Advantages of Progressive Taxation

Supporters of progressive taxation point to several benefits. First, this system enables poor and middle class households to live more comfortably while still paying taxes, a process investing them in citizenship. Second, it enables the government to establish high upper tax brackets to generate revenue.

Third, a progressive taxation system potentially produces more total income for the government to use to fight deficits than a flat tax. Fourth, progressive taxation improves the spending power of lower-income earners, potentially stimulating free market economies more effectively than flat taxes.

Disadvantages of Progressive Taxation

Progressive taxation offers several disadvantages to the American people. The grading system has given way to hundreds of complex incentives, which drives the cost of compliance up to more than $215 billion (compared to the IRS’s conservative $20 billion estimate). Congress has created complex rules for tax credits and deductions. A tax credit enables a taxpayer to subtract a specific sum from taxes owed to the government. It differs from a “deduction”, which simply reduces the amount of total income subject to taxation.

Another disadvantage of progressive taxation is the inherit inequity in the system. Many politicians have made their political careers on promising to make wealthy Americans pay their “fair share,” but few of these ideologues can give any kind of definition for what “fair” means. After all, a flat tax rate would still require the wealthy to pay more, but the same percentage of their annual income. Under the current system, 47% pay no taxes, whereas the highest effective tax rates on upper-middle class families can approach 50% in some states, resulting in a so-called representation without taxation.
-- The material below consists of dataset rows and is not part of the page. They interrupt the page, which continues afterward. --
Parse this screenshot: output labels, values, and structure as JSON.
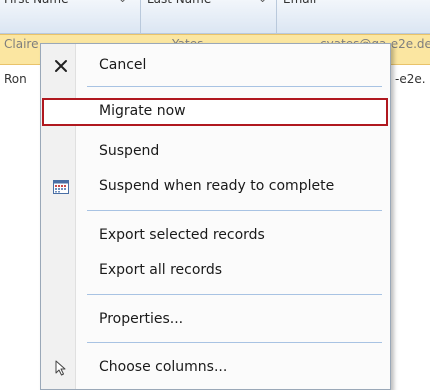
{
  "grid": {
    "headers": [
      "First Name",
      "Last Name",
      "Email"
    ],
    "rows": [
      {
        "first": "Claire",
        "last": "Yates",
        "email": "cyates@ga-e2e.de"
      },
      {
        "first": "Ron",
        "last": "",
        "email": "-e2e."
      }
    ]
  },
  "menu": {
    "items": [
      {
        "label": "Cancel",
        "icon": "close-icon"
      },
      {
        "label": "Migrate now"
      },
      {
        "label": "Suspend"
      },
      {
        "label": "Suspend when ready to complete",
        "icon": "calendar-icon"
      },
      {
        "label": "Export selected records"
      },
      {
        "label": "Export all records"
      },
      {
        "label": "Properties..."
      },
      {
        "label": "Choose columns...",
        "icon": "pointer-icon"
      }
    ]
  },
  "colors": {
    "selected_row": "#fbe6a1",
    "highlight_border": "#b0181f",
    "separator": "#a8c3e3"
  }
}
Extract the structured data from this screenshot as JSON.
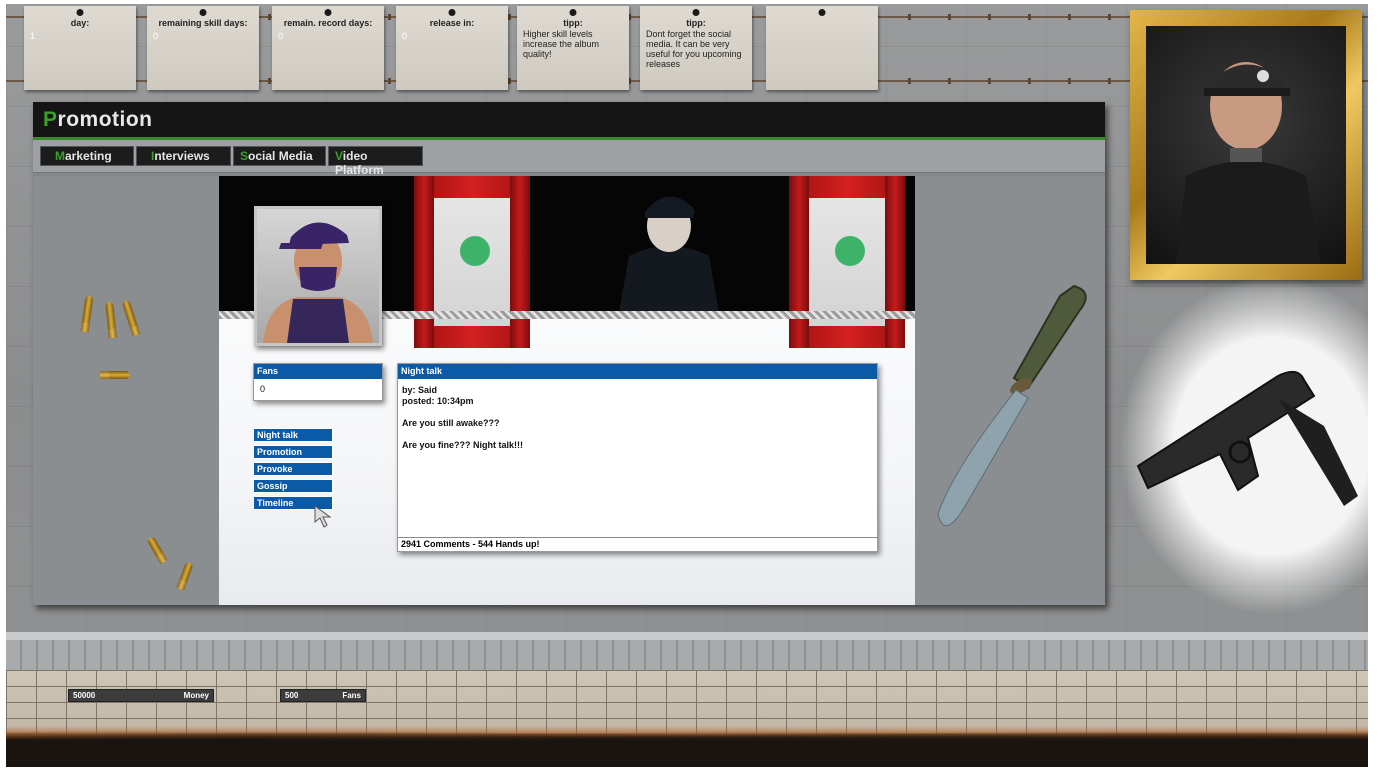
{
  "notes": [
    {
      "title": "day:",
      "value": "1"
    },
    {
      "title": "remaining skill days:",
      "value": "0"
    },
    {
      "title": "remain. record days:",
      "value": "0"
    },
    {
      "title": "release in:",
      "value": "0"
    },
    {
      "title": "tipp:",
      "text": "Higher skill levels increase the album quality!"
    },
    {
      "title": "tipp:",
      "text": "Dont forget the social media. It can be very useful for you upcoming releases"
    },
    {
      "title": "",
      "text": ""
    }
  ],
  "window": {
    "title_first": "P",
    "title_rest": "romotion",
    "tabs": [
      {
        "first": "M",
        "rest": "arketing"
      },
      {
        "first": "I",
        "rest": "nterviews"
      },
      {
        "first": "S",
        "rest": "ocial Media"
      },
      {
        "first": "V",
        "rest": "ideo Platform"
      }
    ]
  },
  "fans_box": {
    "header": "Fans",
    "value": "0"
  },
  "menu": [
    "Night talk",
    "Promotion",
    "Provoke",
    "Gossip",
    "Timeline"
  ],
  "post": {
    "header": "Night talk",
    "by": "by: Said",
    "posted": "posted: 10:34pm",
    "line1": "Are you still awake???",
    "line2": "Are you fine??? Night talk!!!",
    "footer": "2941 Comments - 544 Hands up!"
  },
  "stats": {
    "money_value": "50000",
    "money_label": "Money",
    "fans_value": "500",
    "fans_label": "Fans"
  },
  "colors": {
    "accent_green": "#3aa12c",
    "panel_blue": "#0b5aa8"
  }
}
Although the progressive tax system was implemented with fairness and equity in mind, the result is arguably a tremendous injustice.
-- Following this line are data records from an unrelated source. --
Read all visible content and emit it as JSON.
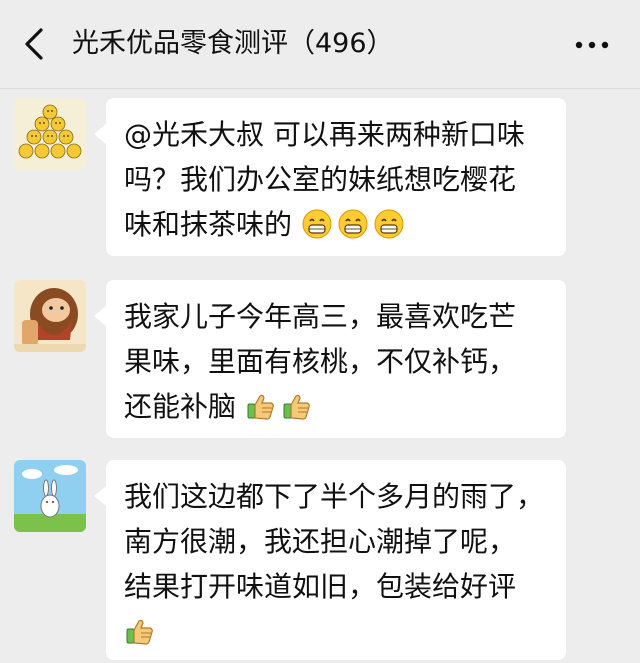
{
  "header": {
    "title": "光禾优品零食测评（496）",
    "back_icon": "chevron-left-icon",
    "more_icon": "more-dots-icon"
  },
  "messages": [
    {
      "avatar_icon": "chick-pile-avatar",
      "lines": [
        "@光禾大叔 可以再来两种新口味",
        "吗？我们办公室的妹纸想吃樱花",
        "味和抹茶味的"
      ],
      "emojis": [
        "grin-emoji",
        "grin-emoji",
        "grin-emoji"
      ]
    },
    {
      "avatar_icon": "cartoon-face-avatar",
      "lines": [
        "我家儿子今年高三，最喜欢吃芒",
        "果味，里面有核桃，不仅补钙，",
        "还能补脑"
      ],
      "emojis": [
        "thumbs-up-emoji",
        "thumbs-up-emoji"
      ]
    },
    {
      "avatar_icon": "rabbit-sky-avatar",
      "lines": [
        "我们这边都下了半个多月的雨了，",
        "南方很潮，我还担心潮掉了呢，",
        "结果打开味道如旧，包装给好评"
      ],
      "emojis": [
        "thumbs-up-emoji"
      ]
    }
  ],
  "colors": {
    "background": "#ededed",
    "bubble": "#ffffff",
    "text": "#111111"
  }
}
Tax Reform Issues

Whether someone agrees or disagrees with progressive taxation, this idea does carry significant weight in modern tax reform debates. Both progressive taxation and tax credits will likely capture media headlines during any Congressional overhaul of the Internal Revenue Code.

References:

Investopedia – Tax Credit

Investopedia – Progressive Tax